 itself particularly with the growth of the
 higher consciousness or the personality of
 man, socially and individually, believing that
 man is potentially able by his own efforts to
 attain to the complete and perfected personality
 to which all religions aspire.



If religion is the system of attitudes, beliefs, and practices that are directed at the building of personality and the actualization of human potential, how did the ministers who wrote the manifesto see religion relating to the spiritual or to spirituality?

Roy Wood Sellars writes:
 The spiritual has made its home in man's
 daily life, in his reading, his art, his thinking
 and his doing. Whenever there are genuine
 values, there is the spiritual. Is not loyalty to
 these spiritual values of human life coming to
 be the sole meaning of religion?" He further
 wrote, "The idea of the spiritual must be
 broadened and humanized to include all
 those purposes, experiences, and activities
 which express man's nature. The spiritual
 must be seen to be the fine flower of living,
 which requires no other sanctions than its
 own inherent worth and appeal.... The spiritual
 is man at his best, man loving, daring,
 creating, fighting loyally and courageously for
 causes dear to him.

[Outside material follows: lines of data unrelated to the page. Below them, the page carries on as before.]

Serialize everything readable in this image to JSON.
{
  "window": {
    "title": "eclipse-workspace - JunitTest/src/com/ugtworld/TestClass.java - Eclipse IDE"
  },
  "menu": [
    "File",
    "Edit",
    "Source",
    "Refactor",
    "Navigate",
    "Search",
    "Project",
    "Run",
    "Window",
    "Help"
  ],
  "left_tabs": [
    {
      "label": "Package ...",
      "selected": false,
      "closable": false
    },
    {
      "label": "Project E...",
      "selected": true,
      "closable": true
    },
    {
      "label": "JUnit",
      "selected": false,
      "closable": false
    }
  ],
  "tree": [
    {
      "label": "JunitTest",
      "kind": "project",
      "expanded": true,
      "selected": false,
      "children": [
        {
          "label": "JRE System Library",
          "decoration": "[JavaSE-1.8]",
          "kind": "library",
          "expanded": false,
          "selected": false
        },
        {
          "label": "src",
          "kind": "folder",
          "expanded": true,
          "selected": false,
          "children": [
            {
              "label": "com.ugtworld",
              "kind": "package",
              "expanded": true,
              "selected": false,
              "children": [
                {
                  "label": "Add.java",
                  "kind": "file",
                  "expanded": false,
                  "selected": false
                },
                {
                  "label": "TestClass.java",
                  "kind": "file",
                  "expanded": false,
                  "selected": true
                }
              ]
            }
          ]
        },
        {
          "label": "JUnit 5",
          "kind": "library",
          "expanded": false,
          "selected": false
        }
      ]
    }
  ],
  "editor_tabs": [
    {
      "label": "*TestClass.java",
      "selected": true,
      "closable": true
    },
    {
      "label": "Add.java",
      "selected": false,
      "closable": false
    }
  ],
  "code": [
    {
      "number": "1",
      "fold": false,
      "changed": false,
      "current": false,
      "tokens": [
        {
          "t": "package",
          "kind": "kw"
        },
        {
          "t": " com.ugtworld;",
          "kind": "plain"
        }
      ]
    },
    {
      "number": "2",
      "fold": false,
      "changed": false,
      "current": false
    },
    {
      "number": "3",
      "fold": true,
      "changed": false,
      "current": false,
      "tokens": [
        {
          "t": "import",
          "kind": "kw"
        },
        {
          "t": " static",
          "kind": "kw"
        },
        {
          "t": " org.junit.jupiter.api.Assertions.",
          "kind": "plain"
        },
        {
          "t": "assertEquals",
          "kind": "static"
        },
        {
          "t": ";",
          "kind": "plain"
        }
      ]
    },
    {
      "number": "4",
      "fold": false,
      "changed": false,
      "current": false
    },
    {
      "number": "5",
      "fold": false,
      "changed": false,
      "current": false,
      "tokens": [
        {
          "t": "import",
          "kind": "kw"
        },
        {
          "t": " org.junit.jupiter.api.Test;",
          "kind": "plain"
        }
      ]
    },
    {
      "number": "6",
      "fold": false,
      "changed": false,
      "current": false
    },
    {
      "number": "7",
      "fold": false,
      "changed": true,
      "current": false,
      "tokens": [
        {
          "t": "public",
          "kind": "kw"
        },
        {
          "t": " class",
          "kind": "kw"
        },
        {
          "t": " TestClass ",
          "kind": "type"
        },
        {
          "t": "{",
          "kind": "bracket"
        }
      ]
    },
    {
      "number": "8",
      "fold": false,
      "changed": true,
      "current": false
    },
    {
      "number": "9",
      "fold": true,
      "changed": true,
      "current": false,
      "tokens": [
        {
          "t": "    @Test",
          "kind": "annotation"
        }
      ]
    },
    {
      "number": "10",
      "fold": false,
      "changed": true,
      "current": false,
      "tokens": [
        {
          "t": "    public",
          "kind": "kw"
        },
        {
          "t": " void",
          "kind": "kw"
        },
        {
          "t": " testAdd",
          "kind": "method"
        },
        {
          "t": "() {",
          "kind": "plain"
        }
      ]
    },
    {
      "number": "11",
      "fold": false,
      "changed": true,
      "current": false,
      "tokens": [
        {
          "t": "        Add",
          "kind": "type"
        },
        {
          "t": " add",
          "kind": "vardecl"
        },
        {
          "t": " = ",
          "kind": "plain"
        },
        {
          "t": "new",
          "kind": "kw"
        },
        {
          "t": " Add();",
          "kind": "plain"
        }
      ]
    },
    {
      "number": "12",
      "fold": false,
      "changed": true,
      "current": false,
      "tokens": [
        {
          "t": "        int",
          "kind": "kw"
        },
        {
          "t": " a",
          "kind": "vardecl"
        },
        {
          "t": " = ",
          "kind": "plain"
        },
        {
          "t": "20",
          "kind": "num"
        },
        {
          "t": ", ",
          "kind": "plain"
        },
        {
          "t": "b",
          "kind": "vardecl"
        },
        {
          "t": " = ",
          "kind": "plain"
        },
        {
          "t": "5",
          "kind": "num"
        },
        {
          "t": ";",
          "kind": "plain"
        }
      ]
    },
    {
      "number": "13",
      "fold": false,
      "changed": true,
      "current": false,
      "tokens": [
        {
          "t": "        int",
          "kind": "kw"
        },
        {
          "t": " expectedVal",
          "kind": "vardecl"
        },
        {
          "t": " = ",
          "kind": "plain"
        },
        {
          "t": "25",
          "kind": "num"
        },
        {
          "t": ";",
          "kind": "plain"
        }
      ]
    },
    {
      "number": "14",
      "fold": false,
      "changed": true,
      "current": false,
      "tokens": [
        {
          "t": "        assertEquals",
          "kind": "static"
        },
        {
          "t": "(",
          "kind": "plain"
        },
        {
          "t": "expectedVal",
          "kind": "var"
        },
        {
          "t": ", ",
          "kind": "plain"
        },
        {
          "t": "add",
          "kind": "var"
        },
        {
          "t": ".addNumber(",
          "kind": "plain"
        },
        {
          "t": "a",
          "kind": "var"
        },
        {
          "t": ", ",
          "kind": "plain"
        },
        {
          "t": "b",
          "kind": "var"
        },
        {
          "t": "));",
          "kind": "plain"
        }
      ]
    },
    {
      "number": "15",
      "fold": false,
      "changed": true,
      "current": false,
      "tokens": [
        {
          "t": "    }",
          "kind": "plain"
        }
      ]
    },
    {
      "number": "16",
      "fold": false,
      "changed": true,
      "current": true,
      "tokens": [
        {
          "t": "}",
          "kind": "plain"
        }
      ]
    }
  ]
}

Finally, David B. Parke says, "Humanistic liberalism understands spirituality to be man at his best, sane in mind, healthy in body, dynamic in personality; honestly facing the hardest facts, conquering and not fleeing from his gravest troubles; committed to the most worthful causes, loyal to the best ideas; ever hoping, striving, and achieving."

There we have it. The manifesto generation saw religion as that system of beliefs, attitudes, and practices that assist us in our attempt to become our best selves. Spirituality was seen as that personal quality of being aware, connected, and committed to a life of well-being for others as well as ourselves.

Jack Sechrest taught elementary and high school for thirty-one years, is cofounder of the Humanists of Chicagoland, Illinois, and is an active humanist in the DuPage Unitarian Universalist Church.
COPYRIGHT 2003 American Humanist Association
No portion of this article can be reproduced without the express written permission from the copyright holder.
Copyright 2003, Gale Group. All rights reserved. Gale Group is a Thomson Corporation Company.

Article Details
Printer friendly Cite/link Email Feedback
Author:Sechrest, Jack
Publication:The Humanist
Date:Mar 1, 2003
Words:709
Previous Article:Not all White House reporters are pushovers. (Media Beat).
Next Article:Roe v. Wade at thirty. (Church And State).
Topics:


Related Articles
Spirituality - from a skeptical believer's point of view.
Humanism and evolutionary humility.
How Should a Manifesto Be Written?
Science, Humanism, and the Loss of Nerve.
Reclaiming the High Ground.
Humanism in the Twenty-first Century.
Humanist profile.
Humanist profile: Barbara G. Walker.
Humanism and the gay community.
Overcoming antagonistic atheism to recast the image of humanism: in keeping with the policy of the Humanist to accommodate the diverse cultural,...

Terms of use | Privacy policy | Copyright © 2020 Farlex, Inc. | Feedback | For webmasters